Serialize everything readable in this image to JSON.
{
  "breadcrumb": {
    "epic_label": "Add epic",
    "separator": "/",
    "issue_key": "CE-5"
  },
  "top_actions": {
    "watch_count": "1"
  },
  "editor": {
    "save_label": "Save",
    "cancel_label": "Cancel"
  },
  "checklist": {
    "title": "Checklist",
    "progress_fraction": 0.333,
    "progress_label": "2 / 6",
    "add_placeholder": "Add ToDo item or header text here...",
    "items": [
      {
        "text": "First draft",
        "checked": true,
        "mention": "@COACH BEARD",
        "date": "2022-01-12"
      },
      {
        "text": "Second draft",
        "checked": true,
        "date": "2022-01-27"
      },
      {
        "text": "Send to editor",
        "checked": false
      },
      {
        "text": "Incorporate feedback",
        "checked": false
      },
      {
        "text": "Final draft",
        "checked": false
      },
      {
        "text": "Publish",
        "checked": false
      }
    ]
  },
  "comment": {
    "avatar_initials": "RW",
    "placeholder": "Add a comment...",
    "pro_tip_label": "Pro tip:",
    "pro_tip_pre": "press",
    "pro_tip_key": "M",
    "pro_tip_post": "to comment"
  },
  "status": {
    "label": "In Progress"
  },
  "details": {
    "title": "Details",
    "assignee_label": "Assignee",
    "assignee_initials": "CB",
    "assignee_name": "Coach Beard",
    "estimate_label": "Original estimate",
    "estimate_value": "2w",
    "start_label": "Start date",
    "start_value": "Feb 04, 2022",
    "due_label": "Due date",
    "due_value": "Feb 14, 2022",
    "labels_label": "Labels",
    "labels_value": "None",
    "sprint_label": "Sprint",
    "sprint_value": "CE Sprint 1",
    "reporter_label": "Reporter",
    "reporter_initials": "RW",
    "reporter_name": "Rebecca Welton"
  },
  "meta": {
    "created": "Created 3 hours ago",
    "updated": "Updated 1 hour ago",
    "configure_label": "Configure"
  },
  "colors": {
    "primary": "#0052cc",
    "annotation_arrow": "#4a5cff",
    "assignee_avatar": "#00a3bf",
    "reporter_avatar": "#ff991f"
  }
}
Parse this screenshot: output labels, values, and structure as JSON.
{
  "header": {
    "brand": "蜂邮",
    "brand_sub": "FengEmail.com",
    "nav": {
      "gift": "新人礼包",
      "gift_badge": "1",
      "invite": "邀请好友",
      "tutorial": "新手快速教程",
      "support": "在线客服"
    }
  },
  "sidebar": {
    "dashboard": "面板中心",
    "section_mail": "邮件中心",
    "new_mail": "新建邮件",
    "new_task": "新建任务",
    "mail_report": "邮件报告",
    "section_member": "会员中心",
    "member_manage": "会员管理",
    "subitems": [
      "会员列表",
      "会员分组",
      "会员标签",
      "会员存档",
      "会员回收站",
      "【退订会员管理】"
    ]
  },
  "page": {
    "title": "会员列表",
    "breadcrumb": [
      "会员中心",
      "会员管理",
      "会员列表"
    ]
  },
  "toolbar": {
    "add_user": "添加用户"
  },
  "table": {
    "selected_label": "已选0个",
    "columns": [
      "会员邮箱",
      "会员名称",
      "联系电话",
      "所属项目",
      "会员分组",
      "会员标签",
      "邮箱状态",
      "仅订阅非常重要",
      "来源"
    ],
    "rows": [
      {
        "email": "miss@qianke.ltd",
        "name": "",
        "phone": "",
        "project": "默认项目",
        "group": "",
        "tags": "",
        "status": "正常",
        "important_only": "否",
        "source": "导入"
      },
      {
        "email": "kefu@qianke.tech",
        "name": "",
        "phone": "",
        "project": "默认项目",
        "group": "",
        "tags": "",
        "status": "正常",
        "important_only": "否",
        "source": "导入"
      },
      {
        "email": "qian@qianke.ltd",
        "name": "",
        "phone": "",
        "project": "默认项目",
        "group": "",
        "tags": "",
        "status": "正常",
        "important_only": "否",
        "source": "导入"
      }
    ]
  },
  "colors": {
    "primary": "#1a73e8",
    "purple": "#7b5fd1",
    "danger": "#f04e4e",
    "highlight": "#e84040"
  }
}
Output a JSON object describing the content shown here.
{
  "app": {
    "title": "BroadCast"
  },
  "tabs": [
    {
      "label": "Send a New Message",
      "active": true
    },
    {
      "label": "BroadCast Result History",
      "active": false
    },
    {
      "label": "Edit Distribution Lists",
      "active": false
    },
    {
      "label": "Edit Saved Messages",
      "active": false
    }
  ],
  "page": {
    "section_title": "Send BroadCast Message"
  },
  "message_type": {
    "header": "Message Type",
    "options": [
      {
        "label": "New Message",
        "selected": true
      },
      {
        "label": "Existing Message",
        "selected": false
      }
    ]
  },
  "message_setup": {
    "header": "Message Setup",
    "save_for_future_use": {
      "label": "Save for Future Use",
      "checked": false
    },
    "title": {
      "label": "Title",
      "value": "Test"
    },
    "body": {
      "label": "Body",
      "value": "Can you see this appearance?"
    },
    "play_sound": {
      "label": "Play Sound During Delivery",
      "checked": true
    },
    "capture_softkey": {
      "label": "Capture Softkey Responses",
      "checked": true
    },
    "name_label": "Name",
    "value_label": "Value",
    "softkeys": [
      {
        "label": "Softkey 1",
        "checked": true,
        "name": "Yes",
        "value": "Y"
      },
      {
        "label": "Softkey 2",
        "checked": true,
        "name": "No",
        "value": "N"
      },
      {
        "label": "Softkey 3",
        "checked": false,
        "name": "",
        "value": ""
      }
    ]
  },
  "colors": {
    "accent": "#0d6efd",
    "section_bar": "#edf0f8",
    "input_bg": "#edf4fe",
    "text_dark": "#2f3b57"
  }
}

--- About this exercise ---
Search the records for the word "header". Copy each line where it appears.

--- Solution to this task ---
    "add_placeholder": "Add ToDo item or header text here...",
  "header": {
    "header": "Message Type",
    "header": "Message Setup",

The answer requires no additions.